Here’s an idea: If you want to know how to help frail older adults age at home, start by asking them what’s important. Then, provide the assistance they need to help them reach their goals. Their challenges, and the solutions to them, are usually pretty straightforward—a grab bar in the shower to prevent falls, good nutrition and medication management, or a bit of physical or occupational therapy to relearn how to safely perform daily tasks. Now, a new study shows that such a program can dramatically improve people’s ability to function at home at a relatively low cost.
The program, called The Community Aging in Place, Advancing Better Living for Elders ( CAPABLE), was developed by Sarah Szanton and her colleagues at the Johns Hopkins School of Nursing. With funding from the federal Medicare and Medicaid programs, Hopkins ran CAPABLE as demonstration from 2012-2015. Nearly 300 older adults participated in the experiment, which provided these services for five months.
Now, in an article published in the journal Health Affairs, Szanton and other researchers from Johns Hopkins reported that the program significantly improved the ability of the participants to manage daily activities such as bathing, getting to the bathroom, eating, and dressing. At the beginning of the program, a typical participant needed help with four personal activities. By the end, she needed help with just two.
The cost of the five-month program? About $2,800 per participant, roughly equal to a week in a nursing home.
The key to the program was a care team that includes a nurse, an occupational therapist, and a handyman. You read that right. A handyman: The guy with the hammer and screwdriver who can install grab bars in mom’s bathroom or tighten up that wobbly railing beside the front walk. Not a medical specialist, who is trained in the latest techniques for treating heart disease or cancer. Not even a primary care physician, though she still plays an important role. A handyman.
It worked like this: First, a registered nurse helped the participant identify her top priorities, such as managing pain, or communicating with a doctor. The occupational therapist helped identify functional goals, such as being able to take a shower. With the help of the handyman, the team took specific steps to help each participant achieve her goals. So, for instance, the occupational therapist may develop exercises to help with balance and the handyman would install those new grab bars.

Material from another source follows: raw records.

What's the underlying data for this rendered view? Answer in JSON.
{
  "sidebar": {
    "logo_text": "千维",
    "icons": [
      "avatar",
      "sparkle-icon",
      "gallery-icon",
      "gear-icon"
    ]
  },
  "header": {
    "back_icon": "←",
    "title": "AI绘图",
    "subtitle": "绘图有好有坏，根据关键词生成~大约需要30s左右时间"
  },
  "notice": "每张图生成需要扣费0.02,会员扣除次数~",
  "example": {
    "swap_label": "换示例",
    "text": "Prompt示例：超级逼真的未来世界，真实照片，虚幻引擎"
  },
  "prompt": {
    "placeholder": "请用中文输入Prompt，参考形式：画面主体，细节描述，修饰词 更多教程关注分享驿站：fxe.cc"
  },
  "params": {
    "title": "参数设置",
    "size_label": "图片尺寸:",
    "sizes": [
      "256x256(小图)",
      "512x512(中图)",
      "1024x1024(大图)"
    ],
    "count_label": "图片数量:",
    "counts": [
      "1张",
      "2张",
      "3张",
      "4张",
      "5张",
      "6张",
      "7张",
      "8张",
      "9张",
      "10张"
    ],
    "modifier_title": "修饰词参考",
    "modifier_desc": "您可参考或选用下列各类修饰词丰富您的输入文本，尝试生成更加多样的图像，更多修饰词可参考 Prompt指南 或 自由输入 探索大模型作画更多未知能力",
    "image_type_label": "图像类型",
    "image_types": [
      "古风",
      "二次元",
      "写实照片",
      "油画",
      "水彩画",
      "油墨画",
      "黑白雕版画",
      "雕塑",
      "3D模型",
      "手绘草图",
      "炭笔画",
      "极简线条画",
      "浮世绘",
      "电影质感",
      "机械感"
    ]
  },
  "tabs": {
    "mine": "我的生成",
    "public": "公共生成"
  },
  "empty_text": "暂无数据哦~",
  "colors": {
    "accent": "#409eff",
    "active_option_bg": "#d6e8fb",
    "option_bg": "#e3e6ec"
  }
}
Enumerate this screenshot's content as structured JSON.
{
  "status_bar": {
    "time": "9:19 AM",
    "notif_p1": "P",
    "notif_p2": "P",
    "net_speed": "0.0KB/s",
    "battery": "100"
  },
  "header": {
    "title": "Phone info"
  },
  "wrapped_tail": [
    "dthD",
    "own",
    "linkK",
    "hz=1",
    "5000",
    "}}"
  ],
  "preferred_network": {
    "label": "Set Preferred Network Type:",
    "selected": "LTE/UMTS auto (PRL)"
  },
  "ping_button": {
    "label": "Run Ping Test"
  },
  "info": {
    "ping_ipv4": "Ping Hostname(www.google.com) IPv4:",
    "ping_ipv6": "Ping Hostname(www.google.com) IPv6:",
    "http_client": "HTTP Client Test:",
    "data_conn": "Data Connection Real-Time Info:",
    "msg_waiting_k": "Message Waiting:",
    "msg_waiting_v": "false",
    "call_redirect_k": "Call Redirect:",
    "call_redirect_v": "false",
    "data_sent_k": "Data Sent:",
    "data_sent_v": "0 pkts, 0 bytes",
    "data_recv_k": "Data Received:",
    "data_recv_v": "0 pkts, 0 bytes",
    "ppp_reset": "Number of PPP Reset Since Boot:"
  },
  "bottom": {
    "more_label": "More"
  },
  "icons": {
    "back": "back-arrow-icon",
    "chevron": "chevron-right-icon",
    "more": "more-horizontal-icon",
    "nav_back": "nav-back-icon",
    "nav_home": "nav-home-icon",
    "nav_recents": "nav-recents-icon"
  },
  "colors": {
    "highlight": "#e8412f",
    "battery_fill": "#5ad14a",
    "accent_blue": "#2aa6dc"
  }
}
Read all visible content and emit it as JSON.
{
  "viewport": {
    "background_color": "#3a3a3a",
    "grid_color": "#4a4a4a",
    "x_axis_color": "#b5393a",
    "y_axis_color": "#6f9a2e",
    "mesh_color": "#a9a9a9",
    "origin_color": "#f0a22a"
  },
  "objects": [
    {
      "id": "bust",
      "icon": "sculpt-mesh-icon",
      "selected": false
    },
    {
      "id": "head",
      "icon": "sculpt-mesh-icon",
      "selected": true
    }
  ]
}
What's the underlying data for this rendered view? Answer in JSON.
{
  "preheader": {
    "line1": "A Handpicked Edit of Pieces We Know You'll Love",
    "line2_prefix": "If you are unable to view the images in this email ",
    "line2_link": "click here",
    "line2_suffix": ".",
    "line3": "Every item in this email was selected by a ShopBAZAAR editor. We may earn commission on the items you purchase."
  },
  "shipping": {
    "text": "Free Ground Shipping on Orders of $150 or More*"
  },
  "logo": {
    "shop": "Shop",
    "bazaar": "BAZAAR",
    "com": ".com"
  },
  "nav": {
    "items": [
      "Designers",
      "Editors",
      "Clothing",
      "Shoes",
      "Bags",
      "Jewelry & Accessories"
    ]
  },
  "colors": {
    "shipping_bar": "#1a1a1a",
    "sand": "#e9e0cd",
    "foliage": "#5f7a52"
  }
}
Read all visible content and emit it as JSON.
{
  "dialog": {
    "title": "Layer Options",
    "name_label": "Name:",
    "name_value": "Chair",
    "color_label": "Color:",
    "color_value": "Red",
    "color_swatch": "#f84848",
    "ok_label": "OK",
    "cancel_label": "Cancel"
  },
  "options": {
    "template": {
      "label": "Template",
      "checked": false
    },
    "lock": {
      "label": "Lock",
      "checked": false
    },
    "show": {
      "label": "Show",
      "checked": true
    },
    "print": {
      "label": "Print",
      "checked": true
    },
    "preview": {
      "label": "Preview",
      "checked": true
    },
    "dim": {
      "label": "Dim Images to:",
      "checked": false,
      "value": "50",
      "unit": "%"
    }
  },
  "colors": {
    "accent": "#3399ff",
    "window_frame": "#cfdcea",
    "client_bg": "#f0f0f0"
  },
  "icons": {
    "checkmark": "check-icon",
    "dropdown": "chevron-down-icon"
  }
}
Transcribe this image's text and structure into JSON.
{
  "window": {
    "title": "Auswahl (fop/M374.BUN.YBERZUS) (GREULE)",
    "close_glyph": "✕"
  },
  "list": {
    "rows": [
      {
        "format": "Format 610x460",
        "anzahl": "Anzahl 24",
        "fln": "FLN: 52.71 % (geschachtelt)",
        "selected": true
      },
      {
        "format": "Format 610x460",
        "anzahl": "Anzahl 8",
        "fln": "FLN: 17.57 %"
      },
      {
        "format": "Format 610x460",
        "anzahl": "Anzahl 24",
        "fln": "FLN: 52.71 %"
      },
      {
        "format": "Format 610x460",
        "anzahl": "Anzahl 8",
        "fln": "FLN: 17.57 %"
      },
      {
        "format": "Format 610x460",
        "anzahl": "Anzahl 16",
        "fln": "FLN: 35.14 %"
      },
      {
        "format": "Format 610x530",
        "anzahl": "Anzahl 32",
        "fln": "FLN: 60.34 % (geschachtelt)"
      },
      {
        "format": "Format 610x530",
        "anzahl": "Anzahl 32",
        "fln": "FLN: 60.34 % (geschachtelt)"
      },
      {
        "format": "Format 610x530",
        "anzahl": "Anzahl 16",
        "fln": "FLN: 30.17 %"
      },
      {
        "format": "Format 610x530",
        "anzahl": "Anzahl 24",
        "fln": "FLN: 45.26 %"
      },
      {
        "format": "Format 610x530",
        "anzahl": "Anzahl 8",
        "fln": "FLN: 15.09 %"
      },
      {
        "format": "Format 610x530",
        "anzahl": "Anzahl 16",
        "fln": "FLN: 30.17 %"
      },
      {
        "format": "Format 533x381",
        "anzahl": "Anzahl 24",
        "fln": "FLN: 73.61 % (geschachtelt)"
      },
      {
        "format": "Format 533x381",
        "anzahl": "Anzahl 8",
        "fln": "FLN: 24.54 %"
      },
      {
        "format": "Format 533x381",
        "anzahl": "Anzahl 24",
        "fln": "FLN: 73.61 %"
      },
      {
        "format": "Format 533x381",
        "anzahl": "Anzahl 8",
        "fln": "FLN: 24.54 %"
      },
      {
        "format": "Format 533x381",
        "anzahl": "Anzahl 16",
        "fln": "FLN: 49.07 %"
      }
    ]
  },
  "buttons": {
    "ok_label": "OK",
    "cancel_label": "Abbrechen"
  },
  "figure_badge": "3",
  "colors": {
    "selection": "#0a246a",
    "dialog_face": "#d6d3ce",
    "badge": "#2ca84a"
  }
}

As any frail older adult or their family caregivers can tell you, the key to staying at home successfully is often the ability to do daily activities without help. An intervention such as CAPABLE that makes it easier can make all the difference.
As the study’s authors say, “The practical effect… can be life changing. For an older person who has difficulty getting out of bed, going to the toilet, getting dressed, and bathing, carrying out these functions with greater ease could enable him or her to continue living at home instead of having to move to an assisted living facility or nursing home.”
The study has its limitations. It did not attempt to determine whether the program reduced nursing home stays or hospital visits. It will also take further research to know about the long-run effects of CAPABLE or how its participants do relative to similar people who were not in the program.
While CAPABLE was tested on a small group of mostly African-American women who lived in Baltimore, it may very well work with a more diverse population. Szanton and her colleagues say that managed care organizations and other medical providers are considering adopting the model.
I’m tempted to ask why it took four Johns Hopkins professors and a PhD candidate to conclude the obvious. But the reality is that few health systems or insurance companies deliver this kind of basic care. So perhaps it does take four professors, a PhD candidate, and a research report in a respected journal to convince insurers and providers to do the right thing.
(Full disclosure: I am an unpaid Trustee of Johns Hopkins Medicine)